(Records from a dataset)
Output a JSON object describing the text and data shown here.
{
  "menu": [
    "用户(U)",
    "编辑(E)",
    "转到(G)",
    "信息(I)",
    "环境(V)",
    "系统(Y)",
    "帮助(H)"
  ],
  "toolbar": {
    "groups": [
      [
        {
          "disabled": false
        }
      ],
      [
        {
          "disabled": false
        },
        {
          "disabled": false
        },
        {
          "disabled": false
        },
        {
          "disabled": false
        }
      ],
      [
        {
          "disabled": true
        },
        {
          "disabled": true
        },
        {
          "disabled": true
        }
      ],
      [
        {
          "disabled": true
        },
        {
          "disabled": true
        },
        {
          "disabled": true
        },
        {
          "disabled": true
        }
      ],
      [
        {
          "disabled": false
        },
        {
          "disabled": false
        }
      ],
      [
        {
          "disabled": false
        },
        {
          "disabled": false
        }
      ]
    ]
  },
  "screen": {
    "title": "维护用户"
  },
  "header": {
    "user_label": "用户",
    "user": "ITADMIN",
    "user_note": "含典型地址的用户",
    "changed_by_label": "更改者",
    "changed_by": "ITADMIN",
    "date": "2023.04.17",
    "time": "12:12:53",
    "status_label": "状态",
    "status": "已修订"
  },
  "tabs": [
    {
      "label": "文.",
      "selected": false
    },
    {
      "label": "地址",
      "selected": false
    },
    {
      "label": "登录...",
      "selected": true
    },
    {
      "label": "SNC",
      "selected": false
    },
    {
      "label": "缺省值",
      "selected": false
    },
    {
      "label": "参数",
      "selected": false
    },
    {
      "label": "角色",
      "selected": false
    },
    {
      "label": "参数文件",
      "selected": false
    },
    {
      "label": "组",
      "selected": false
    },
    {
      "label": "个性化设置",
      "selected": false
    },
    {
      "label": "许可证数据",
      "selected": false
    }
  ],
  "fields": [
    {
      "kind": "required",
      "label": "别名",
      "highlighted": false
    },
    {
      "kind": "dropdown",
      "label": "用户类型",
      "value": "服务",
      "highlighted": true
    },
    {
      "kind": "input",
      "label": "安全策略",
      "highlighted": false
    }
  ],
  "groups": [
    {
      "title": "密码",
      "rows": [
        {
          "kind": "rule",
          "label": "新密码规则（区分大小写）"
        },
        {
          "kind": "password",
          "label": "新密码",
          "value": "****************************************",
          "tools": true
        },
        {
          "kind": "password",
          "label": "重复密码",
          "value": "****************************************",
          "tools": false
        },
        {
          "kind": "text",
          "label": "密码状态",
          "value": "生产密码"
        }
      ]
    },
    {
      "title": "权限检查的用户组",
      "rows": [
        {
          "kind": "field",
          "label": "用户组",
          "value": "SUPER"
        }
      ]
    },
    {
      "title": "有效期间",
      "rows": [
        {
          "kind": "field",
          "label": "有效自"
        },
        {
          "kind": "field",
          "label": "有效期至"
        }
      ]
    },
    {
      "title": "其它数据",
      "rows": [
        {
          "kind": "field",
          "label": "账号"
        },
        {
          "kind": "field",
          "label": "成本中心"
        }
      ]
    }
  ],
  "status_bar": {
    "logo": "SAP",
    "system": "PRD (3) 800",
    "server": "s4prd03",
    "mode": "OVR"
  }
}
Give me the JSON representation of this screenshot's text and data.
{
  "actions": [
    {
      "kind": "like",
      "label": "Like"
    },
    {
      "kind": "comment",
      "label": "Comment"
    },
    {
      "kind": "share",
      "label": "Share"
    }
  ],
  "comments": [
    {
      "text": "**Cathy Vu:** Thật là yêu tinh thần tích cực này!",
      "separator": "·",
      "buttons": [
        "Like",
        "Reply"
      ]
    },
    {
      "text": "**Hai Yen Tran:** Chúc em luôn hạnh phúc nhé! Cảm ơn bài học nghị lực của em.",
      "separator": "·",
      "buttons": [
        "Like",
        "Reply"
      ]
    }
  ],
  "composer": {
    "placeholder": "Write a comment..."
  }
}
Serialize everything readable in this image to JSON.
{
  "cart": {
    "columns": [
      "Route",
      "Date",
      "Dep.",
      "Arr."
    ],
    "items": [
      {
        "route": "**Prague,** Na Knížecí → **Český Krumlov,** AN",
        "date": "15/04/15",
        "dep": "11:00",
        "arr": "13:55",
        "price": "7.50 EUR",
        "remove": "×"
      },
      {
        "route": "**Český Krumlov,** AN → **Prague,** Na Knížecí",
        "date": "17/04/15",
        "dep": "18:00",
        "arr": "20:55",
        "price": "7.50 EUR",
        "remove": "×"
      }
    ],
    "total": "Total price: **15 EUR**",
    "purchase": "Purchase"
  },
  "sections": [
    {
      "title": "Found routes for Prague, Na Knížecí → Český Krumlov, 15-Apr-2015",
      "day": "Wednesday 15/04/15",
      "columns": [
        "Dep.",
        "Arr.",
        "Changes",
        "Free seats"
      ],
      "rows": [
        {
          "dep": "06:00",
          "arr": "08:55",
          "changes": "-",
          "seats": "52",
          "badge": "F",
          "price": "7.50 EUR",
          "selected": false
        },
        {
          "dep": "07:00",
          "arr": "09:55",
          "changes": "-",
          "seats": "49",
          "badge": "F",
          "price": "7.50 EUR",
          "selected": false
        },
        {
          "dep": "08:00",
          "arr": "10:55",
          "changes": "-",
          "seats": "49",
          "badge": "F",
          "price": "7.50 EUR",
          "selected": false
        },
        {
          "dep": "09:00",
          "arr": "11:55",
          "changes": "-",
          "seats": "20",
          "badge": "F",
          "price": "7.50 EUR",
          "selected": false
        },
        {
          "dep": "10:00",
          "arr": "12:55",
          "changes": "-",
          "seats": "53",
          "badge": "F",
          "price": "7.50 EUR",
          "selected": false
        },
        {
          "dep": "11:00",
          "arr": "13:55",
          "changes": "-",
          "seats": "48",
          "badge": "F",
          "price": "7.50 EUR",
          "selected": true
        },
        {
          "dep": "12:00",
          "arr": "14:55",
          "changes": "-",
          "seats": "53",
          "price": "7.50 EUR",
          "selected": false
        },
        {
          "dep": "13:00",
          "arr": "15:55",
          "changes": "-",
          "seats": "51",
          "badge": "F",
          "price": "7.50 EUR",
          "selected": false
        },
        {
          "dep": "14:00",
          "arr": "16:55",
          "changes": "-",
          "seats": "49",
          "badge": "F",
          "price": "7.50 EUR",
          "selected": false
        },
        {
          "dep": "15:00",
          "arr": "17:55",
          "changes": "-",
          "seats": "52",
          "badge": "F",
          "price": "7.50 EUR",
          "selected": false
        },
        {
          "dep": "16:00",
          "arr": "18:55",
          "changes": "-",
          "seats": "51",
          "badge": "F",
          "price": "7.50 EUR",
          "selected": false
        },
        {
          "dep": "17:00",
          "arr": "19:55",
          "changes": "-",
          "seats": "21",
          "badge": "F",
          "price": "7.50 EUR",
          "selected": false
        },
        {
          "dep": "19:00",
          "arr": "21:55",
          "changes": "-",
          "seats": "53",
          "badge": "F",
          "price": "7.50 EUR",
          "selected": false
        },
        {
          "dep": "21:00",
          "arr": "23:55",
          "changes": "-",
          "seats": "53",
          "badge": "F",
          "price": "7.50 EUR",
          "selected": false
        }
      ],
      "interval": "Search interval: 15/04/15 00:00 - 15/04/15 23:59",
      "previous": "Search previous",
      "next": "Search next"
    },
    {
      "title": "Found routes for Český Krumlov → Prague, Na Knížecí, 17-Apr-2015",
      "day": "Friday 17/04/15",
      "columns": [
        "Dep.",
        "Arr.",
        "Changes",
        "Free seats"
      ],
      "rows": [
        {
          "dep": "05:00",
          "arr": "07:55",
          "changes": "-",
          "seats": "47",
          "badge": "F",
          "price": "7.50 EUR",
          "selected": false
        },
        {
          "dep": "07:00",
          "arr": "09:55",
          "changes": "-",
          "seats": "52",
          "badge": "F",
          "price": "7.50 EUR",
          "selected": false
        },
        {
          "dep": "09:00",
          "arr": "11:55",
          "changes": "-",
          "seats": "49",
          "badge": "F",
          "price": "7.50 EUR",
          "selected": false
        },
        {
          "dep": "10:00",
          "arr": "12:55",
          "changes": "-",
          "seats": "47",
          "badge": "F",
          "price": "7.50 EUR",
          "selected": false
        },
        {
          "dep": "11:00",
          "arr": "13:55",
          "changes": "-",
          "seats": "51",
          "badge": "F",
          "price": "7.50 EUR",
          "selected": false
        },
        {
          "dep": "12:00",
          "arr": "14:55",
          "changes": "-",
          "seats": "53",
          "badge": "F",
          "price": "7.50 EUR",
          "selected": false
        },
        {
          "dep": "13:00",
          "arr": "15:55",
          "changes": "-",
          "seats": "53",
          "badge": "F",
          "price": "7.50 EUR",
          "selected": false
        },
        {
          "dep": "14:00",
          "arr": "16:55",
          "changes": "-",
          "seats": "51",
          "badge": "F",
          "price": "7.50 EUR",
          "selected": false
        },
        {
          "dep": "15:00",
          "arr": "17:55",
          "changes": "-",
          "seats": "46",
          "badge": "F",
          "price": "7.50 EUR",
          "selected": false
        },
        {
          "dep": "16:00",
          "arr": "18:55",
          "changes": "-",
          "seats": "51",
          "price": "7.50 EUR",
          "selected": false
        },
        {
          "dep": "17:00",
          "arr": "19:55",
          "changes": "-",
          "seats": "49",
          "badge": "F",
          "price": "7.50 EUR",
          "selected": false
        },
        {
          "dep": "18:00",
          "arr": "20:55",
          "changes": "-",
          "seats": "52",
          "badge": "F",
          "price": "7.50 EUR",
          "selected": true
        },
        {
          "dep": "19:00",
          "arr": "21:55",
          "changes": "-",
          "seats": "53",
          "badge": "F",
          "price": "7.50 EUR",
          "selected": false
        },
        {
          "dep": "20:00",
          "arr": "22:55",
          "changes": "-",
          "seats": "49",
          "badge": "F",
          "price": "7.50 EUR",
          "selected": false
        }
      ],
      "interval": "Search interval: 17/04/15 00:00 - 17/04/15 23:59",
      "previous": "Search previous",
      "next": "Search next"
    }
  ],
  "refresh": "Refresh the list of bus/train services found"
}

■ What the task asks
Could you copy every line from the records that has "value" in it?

■ Written solution
      "value": "服务",
          "value": "****************************************",
          "value": "****************************************",
          "value": "生产密码"
          "value": "SUPER"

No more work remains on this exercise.